Exercise prompt: Copy out each line below in which the string "image" appears.

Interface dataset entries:
+ + + + + + +

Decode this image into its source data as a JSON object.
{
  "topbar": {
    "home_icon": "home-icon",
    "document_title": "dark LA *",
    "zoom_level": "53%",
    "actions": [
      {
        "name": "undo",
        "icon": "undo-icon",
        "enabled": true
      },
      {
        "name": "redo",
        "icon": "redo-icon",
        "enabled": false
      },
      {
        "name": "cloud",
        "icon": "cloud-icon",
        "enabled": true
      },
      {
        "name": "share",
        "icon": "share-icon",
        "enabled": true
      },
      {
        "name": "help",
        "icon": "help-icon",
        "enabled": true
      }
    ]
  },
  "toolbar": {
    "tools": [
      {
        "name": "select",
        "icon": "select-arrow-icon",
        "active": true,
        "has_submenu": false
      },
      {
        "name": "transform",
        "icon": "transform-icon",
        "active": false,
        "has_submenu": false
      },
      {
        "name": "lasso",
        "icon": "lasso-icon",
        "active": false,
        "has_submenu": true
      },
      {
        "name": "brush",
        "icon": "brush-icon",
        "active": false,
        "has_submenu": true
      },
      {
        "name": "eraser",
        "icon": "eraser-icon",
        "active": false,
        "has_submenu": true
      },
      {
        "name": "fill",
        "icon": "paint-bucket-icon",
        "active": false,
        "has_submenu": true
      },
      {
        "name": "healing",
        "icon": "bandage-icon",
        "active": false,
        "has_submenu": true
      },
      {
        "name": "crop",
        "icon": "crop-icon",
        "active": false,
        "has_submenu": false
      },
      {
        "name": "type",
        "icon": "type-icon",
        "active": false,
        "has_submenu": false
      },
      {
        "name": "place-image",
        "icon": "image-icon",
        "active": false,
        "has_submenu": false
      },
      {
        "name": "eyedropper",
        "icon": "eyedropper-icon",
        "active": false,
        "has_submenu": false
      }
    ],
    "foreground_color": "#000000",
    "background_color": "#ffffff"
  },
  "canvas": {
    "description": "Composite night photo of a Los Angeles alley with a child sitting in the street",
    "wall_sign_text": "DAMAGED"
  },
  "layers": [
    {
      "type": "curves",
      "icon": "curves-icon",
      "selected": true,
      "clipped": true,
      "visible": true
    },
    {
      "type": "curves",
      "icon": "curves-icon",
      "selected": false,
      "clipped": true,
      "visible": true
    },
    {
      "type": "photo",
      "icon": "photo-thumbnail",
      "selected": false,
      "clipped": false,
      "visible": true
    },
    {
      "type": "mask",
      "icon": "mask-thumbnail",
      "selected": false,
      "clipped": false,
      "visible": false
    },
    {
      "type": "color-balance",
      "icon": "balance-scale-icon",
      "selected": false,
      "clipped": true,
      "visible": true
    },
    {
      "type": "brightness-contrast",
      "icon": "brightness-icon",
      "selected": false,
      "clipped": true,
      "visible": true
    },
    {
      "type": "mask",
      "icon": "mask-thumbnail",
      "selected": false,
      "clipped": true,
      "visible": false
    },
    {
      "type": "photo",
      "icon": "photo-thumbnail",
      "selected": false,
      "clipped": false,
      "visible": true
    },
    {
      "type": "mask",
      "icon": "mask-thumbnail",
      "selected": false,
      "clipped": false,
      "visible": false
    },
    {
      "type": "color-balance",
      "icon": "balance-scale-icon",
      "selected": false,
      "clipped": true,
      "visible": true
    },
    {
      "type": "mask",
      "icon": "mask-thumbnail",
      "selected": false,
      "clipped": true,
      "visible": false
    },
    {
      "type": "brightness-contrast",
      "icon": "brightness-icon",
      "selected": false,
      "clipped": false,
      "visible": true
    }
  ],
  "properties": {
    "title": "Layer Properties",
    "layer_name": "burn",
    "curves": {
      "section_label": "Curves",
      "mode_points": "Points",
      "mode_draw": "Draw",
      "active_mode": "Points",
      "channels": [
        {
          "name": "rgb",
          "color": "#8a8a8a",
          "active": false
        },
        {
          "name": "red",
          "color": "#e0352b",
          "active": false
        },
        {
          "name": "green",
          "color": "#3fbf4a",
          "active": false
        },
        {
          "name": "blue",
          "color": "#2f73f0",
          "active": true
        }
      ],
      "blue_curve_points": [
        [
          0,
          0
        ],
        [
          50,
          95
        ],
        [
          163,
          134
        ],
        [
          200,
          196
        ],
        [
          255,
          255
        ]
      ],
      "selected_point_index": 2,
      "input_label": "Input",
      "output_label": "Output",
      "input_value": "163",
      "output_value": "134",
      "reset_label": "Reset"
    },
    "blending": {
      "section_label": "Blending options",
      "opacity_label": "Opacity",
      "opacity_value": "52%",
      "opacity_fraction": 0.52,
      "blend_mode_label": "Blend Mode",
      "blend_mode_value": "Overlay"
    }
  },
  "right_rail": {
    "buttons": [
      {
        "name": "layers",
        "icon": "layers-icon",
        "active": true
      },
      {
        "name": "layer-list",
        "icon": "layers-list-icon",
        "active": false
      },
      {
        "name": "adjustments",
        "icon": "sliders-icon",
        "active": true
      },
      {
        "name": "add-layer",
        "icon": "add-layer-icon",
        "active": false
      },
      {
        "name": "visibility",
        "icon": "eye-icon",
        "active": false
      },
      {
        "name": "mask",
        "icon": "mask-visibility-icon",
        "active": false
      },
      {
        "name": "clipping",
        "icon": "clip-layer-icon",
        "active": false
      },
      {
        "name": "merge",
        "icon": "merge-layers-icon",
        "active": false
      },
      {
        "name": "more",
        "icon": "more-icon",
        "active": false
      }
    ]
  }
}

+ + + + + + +

Completed task:
Decode this image into its source data as a JSON object.
        "name": "place-image",
        "icon": "image-icon",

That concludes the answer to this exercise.